### Your task
Output exactly the lines between the line that contains "Serialize everything readable" and the last line of the material, counting both.

□ □ □ □ □ □ □

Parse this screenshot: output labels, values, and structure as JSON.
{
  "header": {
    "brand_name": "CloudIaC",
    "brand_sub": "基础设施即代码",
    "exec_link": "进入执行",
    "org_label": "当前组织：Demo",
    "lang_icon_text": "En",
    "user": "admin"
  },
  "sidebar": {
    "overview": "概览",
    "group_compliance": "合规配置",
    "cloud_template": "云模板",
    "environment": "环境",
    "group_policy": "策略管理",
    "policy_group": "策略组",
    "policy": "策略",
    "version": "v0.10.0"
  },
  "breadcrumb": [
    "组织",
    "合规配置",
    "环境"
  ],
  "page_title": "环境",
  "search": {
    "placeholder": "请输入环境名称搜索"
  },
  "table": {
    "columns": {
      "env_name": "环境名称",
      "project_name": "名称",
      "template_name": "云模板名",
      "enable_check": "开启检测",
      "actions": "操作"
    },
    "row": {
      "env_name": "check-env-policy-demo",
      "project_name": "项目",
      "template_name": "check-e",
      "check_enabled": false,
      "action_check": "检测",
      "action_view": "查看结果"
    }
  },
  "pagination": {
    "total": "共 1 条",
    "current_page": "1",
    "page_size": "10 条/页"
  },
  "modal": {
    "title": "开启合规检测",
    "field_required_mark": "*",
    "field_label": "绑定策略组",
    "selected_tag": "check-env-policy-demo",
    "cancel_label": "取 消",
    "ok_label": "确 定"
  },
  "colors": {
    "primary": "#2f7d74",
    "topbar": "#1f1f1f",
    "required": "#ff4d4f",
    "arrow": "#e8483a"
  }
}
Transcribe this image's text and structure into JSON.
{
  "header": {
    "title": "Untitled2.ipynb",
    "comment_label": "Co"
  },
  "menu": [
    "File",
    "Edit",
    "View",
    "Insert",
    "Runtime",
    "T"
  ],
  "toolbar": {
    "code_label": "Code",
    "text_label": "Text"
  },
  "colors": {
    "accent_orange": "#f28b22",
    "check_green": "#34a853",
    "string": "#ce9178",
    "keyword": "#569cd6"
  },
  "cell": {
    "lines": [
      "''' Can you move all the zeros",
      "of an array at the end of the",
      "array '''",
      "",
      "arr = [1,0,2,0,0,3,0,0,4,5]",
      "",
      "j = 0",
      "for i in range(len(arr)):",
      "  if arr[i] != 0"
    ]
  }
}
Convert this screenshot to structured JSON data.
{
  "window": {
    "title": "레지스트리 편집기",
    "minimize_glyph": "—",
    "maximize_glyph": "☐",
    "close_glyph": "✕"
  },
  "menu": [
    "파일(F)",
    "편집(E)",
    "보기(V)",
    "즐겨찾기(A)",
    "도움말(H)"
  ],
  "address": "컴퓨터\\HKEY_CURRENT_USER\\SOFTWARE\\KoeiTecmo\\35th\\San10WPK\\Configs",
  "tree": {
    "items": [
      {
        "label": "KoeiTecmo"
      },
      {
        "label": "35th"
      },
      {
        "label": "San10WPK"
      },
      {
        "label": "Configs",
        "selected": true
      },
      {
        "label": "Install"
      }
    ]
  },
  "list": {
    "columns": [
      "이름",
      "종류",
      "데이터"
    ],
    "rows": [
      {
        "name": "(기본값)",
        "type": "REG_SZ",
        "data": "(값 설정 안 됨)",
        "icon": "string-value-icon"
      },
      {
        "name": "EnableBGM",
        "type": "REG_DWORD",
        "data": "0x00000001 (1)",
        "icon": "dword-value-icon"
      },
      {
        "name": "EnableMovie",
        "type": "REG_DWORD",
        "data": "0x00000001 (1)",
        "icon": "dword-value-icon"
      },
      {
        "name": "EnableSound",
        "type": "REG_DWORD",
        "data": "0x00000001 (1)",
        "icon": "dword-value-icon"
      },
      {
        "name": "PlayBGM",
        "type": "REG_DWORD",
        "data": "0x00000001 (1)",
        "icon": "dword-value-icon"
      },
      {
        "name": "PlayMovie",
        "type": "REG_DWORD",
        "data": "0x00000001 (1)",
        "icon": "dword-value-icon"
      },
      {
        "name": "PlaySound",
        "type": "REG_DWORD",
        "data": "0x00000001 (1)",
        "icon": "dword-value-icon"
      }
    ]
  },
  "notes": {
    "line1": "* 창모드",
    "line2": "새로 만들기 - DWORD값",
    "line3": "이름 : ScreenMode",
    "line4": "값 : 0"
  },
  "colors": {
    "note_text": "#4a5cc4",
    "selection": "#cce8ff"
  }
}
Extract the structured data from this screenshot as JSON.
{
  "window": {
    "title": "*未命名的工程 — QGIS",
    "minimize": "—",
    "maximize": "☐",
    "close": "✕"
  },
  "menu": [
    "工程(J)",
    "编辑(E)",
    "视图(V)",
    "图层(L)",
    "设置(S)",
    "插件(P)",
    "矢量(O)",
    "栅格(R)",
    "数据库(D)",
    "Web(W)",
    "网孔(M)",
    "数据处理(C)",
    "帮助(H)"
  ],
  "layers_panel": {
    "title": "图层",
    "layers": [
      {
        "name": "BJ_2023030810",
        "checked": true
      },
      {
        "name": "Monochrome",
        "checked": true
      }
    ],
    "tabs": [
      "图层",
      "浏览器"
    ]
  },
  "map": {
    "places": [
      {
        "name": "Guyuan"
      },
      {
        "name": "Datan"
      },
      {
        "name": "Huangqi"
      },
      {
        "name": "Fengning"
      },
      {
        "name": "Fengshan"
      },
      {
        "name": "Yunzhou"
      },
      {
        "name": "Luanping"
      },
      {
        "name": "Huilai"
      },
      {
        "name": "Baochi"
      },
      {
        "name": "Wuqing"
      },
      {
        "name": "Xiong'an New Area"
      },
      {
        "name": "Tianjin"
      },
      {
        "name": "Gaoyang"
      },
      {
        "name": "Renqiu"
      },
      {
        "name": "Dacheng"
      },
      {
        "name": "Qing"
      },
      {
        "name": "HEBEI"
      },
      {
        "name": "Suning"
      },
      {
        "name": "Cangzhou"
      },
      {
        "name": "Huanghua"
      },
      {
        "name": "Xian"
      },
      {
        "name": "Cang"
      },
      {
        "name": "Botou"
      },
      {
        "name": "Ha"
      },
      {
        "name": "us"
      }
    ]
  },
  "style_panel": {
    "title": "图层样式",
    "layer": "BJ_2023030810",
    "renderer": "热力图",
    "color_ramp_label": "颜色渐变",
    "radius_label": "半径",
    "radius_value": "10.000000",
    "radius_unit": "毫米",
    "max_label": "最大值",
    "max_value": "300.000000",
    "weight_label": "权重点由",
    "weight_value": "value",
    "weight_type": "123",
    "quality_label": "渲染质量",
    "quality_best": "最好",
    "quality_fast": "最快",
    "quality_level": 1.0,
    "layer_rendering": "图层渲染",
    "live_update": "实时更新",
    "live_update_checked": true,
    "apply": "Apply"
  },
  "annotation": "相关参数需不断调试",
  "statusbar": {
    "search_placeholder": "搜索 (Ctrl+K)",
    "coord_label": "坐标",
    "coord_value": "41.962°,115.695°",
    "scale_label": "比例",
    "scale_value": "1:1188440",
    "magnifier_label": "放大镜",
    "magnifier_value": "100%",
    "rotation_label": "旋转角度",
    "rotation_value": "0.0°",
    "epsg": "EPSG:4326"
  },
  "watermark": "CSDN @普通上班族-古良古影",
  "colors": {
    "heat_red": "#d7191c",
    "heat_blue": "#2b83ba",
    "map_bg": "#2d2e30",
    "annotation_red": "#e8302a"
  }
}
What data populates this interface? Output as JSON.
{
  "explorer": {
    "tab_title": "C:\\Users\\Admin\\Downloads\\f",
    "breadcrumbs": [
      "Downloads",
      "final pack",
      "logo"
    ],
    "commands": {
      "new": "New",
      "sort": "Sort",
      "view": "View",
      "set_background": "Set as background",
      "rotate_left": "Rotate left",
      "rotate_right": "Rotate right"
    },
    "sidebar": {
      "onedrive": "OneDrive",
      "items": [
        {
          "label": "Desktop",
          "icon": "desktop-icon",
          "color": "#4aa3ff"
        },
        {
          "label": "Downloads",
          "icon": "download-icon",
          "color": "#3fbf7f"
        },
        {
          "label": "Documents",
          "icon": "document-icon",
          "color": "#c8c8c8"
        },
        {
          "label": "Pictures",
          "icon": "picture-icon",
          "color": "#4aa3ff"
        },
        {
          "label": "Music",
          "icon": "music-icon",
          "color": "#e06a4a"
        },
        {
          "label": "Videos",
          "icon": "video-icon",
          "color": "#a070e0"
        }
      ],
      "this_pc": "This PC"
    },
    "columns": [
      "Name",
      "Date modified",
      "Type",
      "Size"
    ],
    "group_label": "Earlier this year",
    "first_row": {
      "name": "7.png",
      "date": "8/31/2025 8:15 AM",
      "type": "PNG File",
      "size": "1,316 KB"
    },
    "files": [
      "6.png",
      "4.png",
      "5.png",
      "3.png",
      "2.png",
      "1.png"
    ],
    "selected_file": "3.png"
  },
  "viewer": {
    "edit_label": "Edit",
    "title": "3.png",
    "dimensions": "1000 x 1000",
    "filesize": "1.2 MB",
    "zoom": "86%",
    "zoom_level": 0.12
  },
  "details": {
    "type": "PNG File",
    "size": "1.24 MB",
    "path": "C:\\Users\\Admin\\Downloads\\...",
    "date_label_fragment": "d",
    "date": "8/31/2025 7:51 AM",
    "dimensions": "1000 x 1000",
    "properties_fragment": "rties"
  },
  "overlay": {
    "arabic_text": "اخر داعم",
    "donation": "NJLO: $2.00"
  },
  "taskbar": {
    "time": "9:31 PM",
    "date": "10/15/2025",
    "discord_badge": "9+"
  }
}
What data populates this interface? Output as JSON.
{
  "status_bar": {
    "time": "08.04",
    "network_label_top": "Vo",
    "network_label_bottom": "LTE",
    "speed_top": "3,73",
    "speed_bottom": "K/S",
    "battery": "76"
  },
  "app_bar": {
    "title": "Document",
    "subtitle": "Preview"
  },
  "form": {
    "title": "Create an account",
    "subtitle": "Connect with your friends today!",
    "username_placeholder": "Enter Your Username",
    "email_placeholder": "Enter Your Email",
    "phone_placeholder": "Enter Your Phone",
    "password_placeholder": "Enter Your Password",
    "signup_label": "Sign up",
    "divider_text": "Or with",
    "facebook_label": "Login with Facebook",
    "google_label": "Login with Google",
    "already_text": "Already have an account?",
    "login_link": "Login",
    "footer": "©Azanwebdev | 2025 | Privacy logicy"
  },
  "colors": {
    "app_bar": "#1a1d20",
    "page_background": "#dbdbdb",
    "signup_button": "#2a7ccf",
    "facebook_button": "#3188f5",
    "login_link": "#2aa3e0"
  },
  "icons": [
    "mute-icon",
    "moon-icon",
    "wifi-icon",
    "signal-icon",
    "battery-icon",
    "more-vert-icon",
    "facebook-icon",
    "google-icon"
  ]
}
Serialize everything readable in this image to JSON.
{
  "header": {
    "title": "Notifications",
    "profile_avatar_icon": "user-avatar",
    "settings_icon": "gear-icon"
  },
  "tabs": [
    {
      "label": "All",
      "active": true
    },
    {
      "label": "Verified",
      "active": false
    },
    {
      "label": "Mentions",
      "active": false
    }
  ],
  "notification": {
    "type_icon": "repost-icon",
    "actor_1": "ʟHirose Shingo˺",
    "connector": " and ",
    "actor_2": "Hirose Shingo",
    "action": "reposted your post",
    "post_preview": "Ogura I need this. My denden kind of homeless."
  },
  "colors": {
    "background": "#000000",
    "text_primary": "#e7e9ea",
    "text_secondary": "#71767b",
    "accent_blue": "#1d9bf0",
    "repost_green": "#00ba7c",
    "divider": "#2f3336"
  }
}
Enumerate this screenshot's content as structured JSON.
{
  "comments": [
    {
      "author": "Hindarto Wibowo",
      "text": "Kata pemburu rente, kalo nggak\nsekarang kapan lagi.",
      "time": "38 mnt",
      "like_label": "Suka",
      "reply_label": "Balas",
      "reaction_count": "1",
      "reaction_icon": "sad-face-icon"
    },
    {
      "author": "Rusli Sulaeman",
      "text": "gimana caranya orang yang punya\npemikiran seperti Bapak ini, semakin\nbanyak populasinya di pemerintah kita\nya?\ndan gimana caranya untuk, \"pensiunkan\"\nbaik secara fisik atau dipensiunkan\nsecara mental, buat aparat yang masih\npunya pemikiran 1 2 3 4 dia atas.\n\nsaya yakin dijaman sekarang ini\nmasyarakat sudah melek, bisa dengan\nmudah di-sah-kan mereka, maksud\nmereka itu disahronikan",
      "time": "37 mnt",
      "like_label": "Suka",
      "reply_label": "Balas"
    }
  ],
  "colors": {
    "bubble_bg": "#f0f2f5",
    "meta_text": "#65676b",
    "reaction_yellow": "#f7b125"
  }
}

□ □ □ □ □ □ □

### Response to the task
Serialize everything readable in this image to JSON.
{
  "header": {
    "title": "Notifications",
    "profile_avatar_icon": "user-avatar",
    "settings_icon": "gear-icon"
  },
  "tabs": [
    {
      "label": "All",
      "active": true
    },
    {
      "label": "Verified",
      "active": false
    },
    {
      "label": "Mentions",
      "active": false
    }
  ],
  "notification": {
    "type_icon": "repost-icon",
    "actor_1": "ʟHirose Shingo˺",
    "connector": " and ",
    "actor_2": "Hirose Shingo",
    "action": "reposted your post",
    "post_preview": "Ogura I need this. My denden kind of homeless."
  },
  "colors": {
    "background": "#000000",
    "text_primary": "#e7e9ea",
    "text_secondary": "#71767b",
    "accent_blue": "#1d9bf0",
    "repost_green": "#00ba7c",
    "divider": "#2f3336"
  }
}
Enumerate this screenshot's content as structured JSON.
{
  "comments": [
    {
      "author": "Hindarto Wibowo",
      "text": "Kata pemburu rente, kalo nggak\nsekarang kapan lagi.",
      "time": "38 mnt",
      "like_label": "Suka",
      "reply_label": "Balas",
      "reaction_count": "1",
      "reaction_icon": "sad-face-icon"
    },
    {
      "author": "Rusli Sulaeman",
      "text": "gimana caranya orang yang punya\npemikiran seperti Bapak ini, semakin\nbanyak populasinya di pemerintah kita\nya?\ndan gimana caranya untuk, \"pensiunkan\"\nbaik secara fisik atau dipensiunkan\nsecara mental, buat aparat yang masih\npunya pemikiran 1 2 3 4 dia atas.\n\nsaya yakin dijaman sekarang ini\nmasyarakat sudah melek, bisa dengan\nmudah di-sah-kan mereka, maksud\nmereka itu disahronikan",
      "time": "37 mnt",
      "like_label": "Suka",
      "reply_label": "Balas"
    }
  ],
  "colors": {
    "bubble_bg": "#f0f2f5",
    "meta_text": "#65676b",
    "reaction_yellow": "#f7b125"
  }
}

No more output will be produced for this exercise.